Essentialist animals?

Over the past few decades, there has been a lot of research published on 'psychological essentialism', which has been observed cross-culturally in young children. Essentialism is the tendency to think about animals, plants and social categories in terms of hidden 'essences'. The earliest experiments that indicated psychological essentialism in children were by Frank Keil (1989, Concepts, Kinds, and Cognitive Development, MIT Press, Cambridge, MA) who asked preschoolers what would happen if an animal was surgically altered to look like a member of another species. For example, would a raccoon that is surgically modified to look and smell like a skunk actually be a skunk? Young children believed that the creature would still be a raccoon. Three-year-olds and four-year-olds believe that also an apple seed, planted in a flowerpot would still grow out to be an apple tree, or that a cow raised by foster parent pigs would still exhibit normal bovine behavior (Gelman & Wellman, 1991. Insides and essences: Early understandings of the non-obvious. Cognition, 38, 213–244). What is more, children are even more essentialist than adults. For instance, Indian preschoolers believe a Brahmin child remains Brahmin, even when raised by untouchables; Five-year-olds believe that French babies brought up by English-speaking parents will grow up to speak French. Essentialism has been documented in several non-western cultures, indicating that this psychological tendency may be a stable part of human cognition (Gelman 2004, Psychological essentialism in children. Trends in Cognitive Sciences, 8, 404–409).

This raises the question: Is essentialism restricted to humans, or does it also occur in other species?
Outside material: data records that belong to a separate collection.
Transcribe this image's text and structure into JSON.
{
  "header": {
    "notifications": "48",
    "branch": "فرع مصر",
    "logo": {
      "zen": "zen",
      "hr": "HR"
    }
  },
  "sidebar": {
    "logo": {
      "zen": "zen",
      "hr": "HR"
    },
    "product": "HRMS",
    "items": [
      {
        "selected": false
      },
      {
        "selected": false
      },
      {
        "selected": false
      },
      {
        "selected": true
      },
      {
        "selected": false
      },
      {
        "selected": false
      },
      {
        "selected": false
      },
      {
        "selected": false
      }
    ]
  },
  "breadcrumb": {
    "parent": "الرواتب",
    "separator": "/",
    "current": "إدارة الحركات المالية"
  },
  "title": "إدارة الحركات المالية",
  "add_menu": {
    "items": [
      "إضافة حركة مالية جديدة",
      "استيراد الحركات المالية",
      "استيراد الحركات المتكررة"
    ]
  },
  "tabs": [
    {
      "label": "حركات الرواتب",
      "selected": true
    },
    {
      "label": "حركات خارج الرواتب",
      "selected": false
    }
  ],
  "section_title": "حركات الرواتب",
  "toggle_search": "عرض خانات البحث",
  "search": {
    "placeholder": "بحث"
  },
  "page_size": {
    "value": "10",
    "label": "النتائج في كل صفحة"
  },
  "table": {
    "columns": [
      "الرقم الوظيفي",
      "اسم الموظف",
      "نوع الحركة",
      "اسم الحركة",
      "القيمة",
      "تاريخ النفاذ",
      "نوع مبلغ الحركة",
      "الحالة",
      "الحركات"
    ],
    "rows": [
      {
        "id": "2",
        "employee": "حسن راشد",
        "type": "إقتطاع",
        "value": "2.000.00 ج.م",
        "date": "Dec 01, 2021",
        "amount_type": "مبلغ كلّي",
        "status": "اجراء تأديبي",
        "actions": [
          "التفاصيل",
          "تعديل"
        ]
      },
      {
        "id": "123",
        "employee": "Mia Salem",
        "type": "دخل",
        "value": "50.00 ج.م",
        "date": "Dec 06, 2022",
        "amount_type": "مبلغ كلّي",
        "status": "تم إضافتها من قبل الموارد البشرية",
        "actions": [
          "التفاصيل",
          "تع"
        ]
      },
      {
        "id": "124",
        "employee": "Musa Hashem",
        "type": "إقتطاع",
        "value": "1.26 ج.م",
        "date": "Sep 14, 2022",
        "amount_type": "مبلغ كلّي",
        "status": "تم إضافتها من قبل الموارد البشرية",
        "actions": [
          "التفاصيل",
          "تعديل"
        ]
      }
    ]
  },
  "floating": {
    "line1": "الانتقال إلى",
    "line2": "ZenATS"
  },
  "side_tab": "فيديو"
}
Obviously, the experimental procedures I just discussed all rely on language, so experimental design should be radically adapted to probe psychological essentialism in other animalleibniz3s. Yesterday, I was observing (in an unsystematic way) my cat's behavior (an adult male), and his behavior motivated me to think that essentialism may have its roots in the way animals make concepts.

Let me elaborate. Since he was a young kitten, Leibniz, my cat, has been playing with balls of various sizes and in various materials. Ping pong balls, small rubber balls with bells, soft, fluffy balls, etc. Whenever he is presented with a ball and he is in a playful mood, he will gently tap the ball with his front paw. Occasionally, he sees a ball that is obviously too large to play with. Even then, he will try to tap the ball with his front paw (as he did a moment after the picture was taken) and gives up only after a few tries.

 

 

A similar thing happens with boxes. My cat loves to hide in cardboard boxes and to surprise attack people from there. Sometimes he finds a very small box (for instance, for printing paper). Although he hardly fits in those boxes, he will still try to jump in when he sees one. This leads me to think that my cat may have the concepts BOX and BALL, and that he can disregard the particulars.

Next to my anecdotal observations, there is also scientific evidence to show that animals can create sortal concepts (i.e., concepts of objects that can be counted and identified, such as boxes, bananas and blossoms). A study that probed the responses of individual neurons in mice (Lin et al. 2007, Neural encoding of the concept of nest in the mouse brain. PNAS 104, 6066-6071) indicates that mice have specific neurons that fire whenever they see a nest. It does not matter what size or shape the nest has (e.g., triangular, square), or what material it is made of (e.g., cotton wool, porcelain, metal), only the functional properties of the object are important. Mice can thus abstract from particulars to form a high-level concept. Unsurprisingly, apes have also demonstrated a capacity to represent sortal concepts in diverse experimental procedures (e.g., Mendes, Rakoczy and Call 2008, Ape metaphysics: Object individuation without language. Cognition, 106, 730–749)

Such high-level sortal concepts may be psychological precursors of essentialism. If that is the case, essentialism may have roots in cognitive evolution that are present in many nonhuman animals.

 

1 Comment

  • Gergely Csibra 6 January 2010 (21:25)

    I am a bit skeptical about the suggestion that non-human animals would be essentialist – not because I would chauvinistically claim that only humans are capable of such a feat but because the evidence you describe is far from being sufficient to support it. Your cat may recognize the defining properties of balls and boxes and may even have a concept for both of them, but that is not enough for attributing essences to them. We recognize hills and valleys but do not usually attribute essences to such land features. What your evidence, and the data from mice, suggests is that non-human animals recognize affordance properties of objects and may even form concepts on the basis of them. However, I find it very interesting that your cat commits the same kind of scale error as children do in Judy DeLoache’s [url=http://www.sciencemag.org/cgi/content/abstract/304/5673/1027]studies[/url]. Most versions of object individuation studies, including the one you cited, cannot discriminate between property- and kind-based individuation, and even evidence for the latter one would not be sufficient for claiming psychological essentialism. Nevertheless, I agree with your conclusion that having concepts is a prerequisite for being essentialist.